The Great Divide (1925 film)

From Wikipedia, the free encyclopedia

The Great Divide
Directed byReginald Barker
Written byBenjamin Glazer and Waldemar Young
Based onThe Great Divide
1906 play
by William Vaughn Moody
Produced byLouis B. Mayer
StarringAlice Terry
Conway Tearle
Wallace Beery
CinematographyPercy Hilburn (*French)
Edited byRobert J. Kern
Distributed byMetro-Goldwyn-Mayer
Release date
  • February 15, 1925 (1925-02-15)
Running time
80 minutes; 7,811 feet
CountryUnited States
LanguageSilent (English intertitles)
Box office$674,000[1]

The Great Divide is a 1925 American silent drama film directed by Reginald Barker and produced and distributed by MGM. The film stars Alice Terry, Conway Tearle, and Wallace Beery. It is based on the William Vaughn Moody play, being the second of three film adaptations.[2] The play had been made famous on the 1906 Broadway stage with Margaret Anglin, Henry Miller, Laura Hope Crews, and a pre-Griffith Henry B. Walthall in the principal parts.[3]


As described in a review in a film magazine,[4] so anxious is finely reared Polly Jordan (Terry) to go on a visit in the west that Polly (Pitts) persuades her brother Philip (Gordon) to take her.
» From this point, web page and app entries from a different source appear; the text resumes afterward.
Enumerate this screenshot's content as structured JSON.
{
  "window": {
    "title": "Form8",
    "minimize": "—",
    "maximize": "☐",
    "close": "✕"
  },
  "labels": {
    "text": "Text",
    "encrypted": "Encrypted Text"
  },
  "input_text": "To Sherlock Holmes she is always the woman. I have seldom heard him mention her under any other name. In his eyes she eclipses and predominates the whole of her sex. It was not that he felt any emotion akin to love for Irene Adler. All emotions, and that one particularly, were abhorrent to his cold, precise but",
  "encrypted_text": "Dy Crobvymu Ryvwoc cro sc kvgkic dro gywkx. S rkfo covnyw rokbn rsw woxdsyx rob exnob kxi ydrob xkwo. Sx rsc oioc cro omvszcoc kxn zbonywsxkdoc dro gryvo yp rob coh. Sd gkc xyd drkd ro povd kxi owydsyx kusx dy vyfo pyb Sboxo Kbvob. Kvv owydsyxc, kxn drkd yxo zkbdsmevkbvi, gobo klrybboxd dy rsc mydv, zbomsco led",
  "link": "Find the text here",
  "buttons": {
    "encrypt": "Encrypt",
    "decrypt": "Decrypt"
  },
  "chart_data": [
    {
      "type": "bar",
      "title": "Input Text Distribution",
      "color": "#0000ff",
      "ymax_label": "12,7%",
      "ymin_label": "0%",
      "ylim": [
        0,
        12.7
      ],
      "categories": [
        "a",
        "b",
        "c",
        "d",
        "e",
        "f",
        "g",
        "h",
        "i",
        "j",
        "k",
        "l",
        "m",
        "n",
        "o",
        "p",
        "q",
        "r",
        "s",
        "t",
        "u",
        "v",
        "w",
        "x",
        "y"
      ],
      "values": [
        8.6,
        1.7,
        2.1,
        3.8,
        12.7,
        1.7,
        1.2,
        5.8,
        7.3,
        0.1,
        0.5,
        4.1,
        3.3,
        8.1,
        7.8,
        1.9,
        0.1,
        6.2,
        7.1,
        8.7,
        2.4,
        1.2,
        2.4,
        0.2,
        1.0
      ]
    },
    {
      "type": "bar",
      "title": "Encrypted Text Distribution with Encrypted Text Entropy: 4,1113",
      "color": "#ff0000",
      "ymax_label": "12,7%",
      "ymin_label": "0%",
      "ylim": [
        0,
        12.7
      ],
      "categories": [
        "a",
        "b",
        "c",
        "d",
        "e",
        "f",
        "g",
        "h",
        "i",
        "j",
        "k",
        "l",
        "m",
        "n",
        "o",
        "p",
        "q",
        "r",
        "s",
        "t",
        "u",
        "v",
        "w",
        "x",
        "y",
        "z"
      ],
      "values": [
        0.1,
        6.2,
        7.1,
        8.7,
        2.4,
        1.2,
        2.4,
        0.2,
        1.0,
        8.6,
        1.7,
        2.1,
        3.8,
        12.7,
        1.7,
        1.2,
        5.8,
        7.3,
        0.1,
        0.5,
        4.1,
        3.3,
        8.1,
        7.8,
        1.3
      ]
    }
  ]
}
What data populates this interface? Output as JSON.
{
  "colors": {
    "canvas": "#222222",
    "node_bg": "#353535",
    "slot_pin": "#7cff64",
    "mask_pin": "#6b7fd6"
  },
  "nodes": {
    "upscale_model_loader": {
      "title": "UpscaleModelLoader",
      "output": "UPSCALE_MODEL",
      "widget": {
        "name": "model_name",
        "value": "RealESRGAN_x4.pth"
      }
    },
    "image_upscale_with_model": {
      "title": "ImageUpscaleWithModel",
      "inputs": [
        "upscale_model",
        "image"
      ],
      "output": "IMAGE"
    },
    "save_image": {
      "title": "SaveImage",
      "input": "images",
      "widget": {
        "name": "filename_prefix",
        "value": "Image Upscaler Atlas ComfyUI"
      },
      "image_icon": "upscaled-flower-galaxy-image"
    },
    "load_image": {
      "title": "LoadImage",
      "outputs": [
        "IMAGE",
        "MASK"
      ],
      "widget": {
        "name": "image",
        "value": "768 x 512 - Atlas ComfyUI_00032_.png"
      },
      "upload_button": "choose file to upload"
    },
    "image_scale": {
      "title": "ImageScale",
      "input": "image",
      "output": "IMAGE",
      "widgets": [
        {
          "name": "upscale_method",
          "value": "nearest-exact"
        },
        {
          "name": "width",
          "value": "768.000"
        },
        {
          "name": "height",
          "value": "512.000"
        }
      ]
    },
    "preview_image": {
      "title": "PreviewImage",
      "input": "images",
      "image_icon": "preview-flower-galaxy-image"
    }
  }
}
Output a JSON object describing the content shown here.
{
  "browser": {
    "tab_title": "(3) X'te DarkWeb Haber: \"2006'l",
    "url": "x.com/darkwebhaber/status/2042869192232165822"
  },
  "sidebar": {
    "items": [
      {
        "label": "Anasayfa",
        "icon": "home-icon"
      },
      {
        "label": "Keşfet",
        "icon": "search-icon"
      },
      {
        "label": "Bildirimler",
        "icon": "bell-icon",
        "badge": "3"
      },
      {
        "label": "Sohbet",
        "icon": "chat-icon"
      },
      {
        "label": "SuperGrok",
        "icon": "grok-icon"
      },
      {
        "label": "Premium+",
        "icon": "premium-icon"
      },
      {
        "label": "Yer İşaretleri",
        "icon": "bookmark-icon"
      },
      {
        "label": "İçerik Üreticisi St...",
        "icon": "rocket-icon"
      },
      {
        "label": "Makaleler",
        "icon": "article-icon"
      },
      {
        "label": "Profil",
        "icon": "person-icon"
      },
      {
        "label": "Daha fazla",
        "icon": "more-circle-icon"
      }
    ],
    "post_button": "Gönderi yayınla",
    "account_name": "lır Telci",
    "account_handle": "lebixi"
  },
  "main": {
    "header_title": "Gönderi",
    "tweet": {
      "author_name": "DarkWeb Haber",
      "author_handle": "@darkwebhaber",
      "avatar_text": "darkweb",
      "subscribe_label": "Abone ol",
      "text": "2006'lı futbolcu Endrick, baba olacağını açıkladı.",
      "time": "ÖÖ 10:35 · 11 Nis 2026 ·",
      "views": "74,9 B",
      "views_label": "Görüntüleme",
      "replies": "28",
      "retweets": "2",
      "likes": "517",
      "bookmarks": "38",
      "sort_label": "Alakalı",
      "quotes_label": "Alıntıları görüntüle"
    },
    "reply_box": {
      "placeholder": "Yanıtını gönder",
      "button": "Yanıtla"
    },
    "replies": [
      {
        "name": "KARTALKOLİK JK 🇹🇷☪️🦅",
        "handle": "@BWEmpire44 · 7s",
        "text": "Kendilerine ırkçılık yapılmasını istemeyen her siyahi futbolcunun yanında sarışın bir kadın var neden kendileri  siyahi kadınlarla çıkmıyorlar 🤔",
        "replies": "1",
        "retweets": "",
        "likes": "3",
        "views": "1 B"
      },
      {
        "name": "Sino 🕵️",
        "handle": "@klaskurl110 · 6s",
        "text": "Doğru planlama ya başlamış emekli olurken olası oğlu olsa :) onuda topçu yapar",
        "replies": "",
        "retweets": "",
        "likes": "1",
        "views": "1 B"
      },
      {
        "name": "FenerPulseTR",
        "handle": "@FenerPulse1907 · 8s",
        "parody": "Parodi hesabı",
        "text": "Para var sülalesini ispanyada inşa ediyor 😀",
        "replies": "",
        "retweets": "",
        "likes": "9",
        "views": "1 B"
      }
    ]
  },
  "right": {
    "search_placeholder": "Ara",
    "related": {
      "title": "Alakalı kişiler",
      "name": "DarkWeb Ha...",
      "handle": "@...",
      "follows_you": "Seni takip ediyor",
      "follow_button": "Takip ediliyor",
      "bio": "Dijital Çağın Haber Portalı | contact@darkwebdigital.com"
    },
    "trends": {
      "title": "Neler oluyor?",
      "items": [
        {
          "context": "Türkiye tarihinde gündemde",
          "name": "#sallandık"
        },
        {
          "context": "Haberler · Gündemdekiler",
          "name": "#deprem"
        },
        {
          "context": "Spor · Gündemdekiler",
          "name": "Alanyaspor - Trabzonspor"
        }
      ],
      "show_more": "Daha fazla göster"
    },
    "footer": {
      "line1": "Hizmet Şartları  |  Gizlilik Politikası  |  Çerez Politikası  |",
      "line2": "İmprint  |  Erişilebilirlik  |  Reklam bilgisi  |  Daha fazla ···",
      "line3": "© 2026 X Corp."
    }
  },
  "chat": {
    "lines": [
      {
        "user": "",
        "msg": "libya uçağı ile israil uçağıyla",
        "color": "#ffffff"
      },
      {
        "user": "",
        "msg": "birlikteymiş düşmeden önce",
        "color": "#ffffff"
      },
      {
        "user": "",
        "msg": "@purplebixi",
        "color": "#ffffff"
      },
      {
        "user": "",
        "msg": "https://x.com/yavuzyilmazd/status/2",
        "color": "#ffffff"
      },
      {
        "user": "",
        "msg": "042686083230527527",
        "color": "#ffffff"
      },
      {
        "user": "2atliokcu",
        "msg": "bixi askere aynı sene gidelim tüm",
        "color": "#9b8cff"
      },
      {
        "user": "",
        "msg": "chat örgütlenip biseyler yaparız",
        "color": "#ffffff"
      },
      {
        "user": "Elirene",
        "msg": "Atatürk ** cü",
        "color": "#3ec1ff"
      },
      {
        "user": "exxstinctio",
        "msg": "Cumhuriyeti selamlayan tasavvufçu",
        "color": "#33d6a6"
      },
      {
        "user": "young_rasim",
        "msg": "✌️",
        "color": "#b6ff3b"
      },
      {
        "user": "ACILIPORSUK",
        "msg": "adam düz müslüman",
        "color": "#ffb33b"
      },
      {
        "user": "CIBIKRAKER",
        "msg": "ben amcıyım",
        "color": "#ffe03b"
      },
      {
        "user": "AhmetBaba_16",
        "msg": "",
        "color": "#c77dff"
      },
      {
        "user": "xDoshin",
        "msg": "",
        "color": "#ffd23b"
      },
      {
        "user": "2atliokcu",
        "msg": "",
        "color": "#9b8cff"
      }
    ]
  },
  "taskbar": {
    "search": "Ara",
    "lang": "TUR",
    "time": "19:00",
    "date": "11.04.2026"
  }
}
Dr. Winthrop Newbury (Forrest) promises to stay and protect her, but is called away due to an accident. Three rough intoxicated strangers returning from a fiesta see Ruth and led by Dutch (Beery) break in to get her. In desperation, Ruth picks out one of the other strangers, Stephen Ghent (Tearle), and offers him her life if he will save her from any assault, which he does. This sobers him up and, when he insists that she stand by her promise, she keeps her bargain, and he takes her away and they are married. He takes her to his valuable mine, which he has neglected, and he tries through his work and homelife to win her love, but she remains disgusted with him. Her brother Philip trails them and visits, and although Ruth is ashamed of her situation, she makes it appear that all is OK. Seeing that something is wrong, Philip takes her back home. Stephen keeps away as long as he can, then goes to see her, but she repulses him and falls in a swoon. At the risk of his life, Stephen crosses a flooded canyon to get the doctor, and their son is born. Still Ruth refuses to forgive him, even though others plead with her. Finally, she blurts out the truth of how they met and were married, and her brother a gun intending to shoot Stephen. Seeing him in danger awakens her love for him, resulting in a happy resolution.



Much of The Great Divide was filmed in and around the Grand Canyon National Park, Arizona.[4]


The film made a profit of $115,000.[1]


Previously thought lost, a copy was located in the Cinemateket-Svenska Filminstitutet in Stockholm.[5]


  1. ^ a b c H. Mark Glancy, "MGM Film Grosses, 1924-28: The Eddie Mannix Ledger", Historical Journal of Film, Radio and Television, Vol. 12, No. 2 1992, pp. 127-144, at p. 129
  2. ^ Progressive Silent Film List: The Great Divide at sile
  3. ^ 1906 Broadway Premiere of The Great Divide, at
  4. ^ a b Sewel, Charles S. (February 21, 1925). "The Great Divide; Metro-Golden Offers Fine Version of Gripping Stage Drama with Alice Terry and Conway Tearle". The Moving Picture World. New York City: Chalmers Publishing Co. 72 (8): 786. Retrieved September 11, 2021.
  5. ^ The Library of Congress/FIAF American Silent Feature Film Survival Catalog: The Great Divide (1925)

External links[edit]